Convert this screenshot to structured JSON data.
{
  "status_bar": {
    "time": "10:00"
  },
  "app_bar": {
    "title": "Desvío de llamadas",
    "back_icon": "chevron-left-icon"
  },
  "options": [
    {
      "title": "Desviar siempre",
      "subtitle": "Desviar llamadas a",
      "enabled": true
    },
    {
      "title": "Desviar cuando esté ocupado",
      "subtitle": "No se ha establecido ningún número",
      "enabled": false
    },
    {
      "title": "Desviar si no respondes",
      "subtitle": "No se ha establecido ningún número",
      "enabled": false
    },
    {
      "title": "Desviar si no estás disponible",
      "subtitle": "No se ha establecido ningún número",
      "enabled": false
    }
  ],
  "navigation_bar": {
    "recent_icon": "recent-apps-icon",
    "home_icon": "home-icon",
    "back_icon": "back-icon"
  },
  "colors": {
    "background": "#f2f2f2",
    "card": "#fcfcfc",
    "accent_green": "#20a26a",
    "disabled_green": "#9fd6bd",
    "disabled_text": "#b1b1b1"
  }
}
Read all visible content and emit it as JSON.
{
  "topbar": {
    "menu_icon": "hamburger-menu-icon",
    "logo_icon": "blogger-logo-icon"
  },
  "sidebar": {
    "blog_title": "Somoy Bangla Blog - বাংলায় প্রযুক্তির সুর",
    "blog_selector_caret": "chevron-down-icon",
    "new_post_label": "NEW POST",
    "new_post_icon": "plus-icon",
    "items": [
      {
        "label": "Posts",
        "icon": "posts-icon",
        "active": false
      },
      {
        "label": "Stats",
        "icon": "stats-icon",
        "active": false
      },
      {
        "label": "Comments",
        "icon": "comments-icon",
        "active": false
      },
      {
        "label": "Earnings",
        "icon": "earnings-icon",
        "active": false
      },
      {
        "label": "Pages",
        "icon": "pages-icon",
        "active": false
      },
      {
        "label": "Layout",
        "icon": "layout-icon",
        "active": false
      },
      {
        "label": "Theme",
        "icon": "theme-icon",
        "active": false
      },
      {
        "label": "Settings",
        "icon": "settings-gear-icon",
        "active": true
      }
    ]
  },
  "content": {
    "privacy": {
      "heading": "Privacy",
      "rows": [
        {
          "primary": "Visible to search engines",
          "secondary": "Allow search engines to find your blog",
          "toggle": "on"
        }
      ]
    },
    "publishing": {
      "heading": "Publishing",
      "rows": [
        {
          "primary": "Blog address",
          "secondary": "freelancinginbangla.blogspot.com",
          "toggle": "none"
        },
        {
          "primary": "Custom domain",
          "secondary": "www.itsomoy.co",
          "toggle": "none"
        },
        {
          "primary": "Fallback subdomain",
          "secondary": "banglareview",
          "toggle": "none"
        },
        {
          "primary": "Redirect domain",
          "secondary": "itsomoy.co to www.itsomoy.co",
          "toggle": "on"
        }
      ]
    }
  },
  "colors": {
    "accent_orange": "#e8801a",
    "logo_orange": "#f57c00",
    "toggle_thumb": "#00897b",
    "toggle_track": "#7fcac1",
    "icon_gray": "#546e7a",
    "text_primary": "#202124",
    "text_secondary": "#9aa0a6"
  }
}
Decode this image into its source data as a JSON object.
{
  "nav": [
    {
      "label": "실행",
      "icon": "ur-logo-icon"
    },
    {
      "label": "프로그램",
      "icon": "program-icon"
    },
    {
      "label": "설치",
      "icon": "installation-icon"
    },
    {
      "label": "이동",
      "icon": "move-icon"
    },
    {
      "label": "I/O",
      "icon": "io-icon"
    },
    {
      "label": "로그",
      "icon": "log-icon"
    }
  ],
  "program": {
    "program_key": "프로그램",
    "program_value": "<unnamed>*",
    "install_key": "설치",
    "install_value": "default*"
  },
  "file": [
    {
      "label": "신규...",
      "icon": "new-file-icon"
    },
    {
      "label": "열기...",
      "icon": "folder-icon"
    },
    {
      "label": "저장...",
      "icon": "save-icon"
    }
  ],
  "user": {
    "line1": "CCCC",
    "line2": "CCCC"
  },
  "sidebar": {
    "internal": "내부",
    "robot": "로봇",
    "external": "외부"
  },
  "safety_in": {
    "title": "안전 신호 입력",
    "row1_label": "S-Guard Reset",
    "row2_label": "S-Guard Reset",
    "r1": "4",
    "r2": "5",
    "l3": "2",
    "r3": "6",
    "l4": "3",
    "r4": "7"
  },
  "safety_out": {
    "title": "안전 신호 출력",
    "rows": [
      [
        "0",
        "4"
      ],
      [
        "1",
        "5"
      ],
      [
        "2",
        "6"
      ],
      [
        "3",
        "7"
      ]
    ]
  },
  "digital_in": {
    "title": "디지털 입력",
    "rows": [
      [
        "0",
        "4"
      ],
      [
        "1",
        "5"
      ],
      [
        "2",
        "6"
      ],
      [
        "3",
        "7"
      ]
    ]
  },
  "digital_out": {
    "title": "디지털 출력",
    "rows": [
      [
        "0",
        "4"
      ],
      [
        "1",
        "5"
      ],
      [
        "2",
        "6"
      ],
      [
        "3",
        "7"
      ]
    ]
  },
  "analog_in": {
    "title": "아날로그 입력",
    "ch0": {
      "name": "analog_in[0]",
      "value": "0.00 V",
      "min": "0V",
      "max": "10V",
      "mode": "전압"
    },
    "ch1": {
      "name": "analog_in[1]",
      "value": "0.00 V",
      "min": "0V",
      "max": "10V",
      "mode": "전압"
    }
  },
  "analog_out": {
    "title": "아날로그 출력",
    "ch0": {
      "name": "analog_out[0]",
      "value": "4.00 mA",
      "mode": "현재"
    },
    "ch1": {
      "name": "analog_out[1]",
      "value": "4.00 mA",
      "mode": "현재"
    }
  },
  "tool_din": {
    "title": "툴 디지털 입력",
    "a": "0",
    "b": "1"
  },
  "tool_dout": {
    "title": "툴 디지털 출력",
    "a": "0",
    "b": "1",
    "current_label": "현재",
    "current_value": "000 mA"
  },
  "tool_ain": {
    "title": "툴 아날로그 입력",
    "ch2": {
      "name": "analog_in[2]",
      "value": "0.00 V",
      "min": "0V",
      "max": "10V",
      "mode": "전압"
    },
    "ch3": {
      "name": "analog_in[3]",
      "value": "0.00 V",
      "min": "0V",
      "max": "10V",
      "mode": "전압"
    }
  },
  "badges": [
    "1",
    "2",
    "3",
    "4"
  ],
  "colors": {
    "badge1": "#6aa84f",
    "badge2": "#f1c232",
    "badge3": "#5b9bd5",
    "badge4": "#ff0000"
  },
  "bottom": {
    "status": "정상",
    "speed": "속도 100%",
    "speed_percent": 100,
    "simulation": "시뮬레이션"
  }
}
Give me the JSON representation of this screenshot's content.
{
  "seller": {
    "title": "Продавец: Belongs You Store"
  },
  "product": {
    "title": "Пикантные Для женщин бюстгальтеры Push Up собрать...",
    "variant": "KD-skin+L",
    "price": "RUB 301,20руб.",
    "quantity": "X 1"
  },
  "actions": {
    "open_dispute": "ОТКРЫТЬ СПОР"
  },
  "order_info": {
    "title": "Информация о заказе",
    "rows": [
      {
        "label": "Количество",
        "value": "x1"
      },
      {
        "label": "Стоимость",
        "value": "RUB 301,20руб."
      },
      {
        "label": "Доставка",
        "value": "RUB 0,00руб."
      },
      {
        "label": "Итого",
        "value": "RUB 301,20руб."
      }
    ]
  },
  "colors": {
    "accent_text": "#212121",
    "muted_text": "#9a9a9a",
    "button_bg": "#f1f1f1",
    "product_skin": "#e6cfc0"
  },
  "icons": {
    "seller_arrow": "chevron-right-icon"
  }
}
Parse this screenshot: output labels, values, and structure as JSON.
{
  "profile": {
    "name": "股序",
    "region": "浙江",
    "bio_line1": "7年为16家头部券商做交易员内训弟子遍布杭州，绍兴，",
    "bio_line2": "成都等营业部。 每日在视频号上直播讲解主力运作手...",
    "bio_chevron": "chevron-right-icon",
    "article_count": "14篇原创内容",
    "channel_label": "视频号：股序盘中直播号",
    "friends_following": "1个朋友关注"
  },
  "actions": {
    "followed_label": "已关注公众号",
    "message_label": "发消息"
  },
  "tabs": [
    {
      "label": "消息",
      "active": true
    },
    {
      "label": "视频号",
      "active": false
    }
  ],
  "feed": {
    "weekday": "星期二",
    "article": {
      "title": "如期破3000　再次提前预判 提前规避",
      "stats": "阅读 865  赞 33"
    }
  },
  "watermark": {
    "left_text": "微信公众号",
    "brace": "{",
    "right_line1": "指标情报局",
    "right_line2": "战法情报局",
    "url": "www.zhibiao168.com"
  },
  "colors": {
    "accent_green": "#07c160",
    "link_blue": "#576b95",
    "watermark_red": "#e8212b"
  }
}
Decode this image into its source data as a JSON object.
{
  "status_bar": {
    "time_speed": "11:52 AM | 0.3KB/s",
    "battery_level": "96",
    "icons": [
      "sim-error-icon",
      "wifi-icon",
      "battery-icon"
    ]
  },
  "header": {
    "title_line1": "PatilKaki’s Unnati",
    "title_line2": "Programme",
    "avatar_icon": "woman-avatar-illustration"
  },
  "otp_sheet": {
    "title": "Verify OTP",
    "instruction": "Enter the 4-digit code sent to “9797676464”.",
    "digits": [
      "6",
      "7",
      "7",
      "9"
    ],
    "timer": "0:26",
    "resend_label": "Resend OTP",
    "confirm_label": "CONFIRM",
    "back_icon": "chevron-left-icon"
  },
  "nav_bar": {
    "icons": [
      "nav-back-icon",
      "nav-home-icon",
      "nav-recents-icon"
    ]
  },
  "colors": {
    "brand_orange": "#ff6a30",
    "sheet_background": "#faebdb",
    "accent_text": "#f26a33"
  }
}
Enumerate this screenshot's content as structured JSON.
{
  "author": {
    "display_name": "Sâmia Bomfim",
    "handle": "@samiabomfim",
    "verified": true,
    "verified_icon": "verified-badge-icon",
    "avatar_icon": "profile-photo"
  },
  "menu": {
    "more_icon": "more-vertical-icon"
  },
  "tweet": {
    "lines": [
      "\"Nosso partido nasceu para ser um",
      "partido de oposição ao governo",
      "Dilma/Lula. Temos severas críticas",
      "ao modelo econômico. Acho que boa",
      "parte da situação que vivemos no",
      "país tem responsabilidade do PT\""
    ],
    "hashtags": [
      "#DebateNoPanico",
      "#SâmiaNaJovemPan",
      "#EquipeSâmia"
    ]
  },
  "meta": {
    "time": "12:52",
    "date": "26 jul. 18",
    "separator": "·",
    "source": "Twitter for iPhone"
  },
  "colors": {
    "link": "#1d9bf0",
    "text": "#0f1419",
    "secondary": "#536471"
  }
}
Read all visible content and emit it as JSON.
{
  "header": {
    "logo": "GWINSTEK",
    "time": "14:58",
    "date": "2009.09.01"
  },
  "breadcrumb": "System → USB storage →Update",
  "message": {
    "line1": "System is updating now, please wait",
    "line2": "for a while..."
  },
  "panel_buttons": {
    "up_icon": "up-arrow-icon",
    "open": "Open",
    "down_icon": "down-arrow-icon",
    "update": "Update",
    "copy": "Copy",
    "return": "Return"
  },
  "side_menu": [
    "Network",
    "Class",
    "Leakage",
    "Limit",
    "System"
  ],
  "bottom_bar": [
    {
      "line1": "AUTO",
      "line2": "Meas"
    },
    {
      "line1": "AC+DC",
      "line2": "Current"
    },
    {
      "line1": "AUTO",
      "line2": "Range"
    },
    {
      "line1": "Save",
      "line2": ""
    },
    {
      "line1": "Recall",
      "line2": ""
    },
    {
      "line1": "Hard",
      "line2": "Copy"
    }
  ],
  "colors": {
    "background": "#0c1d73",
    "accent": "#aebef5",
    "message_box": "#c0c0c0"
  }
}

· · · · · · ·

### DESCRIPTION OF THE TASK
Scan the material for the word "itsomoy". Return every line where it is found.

### WRITTEN SOLUTION
          "secondary": "www.itsomoy.co",
          "secondary": "itsomoy.co to www.itsomoy.co",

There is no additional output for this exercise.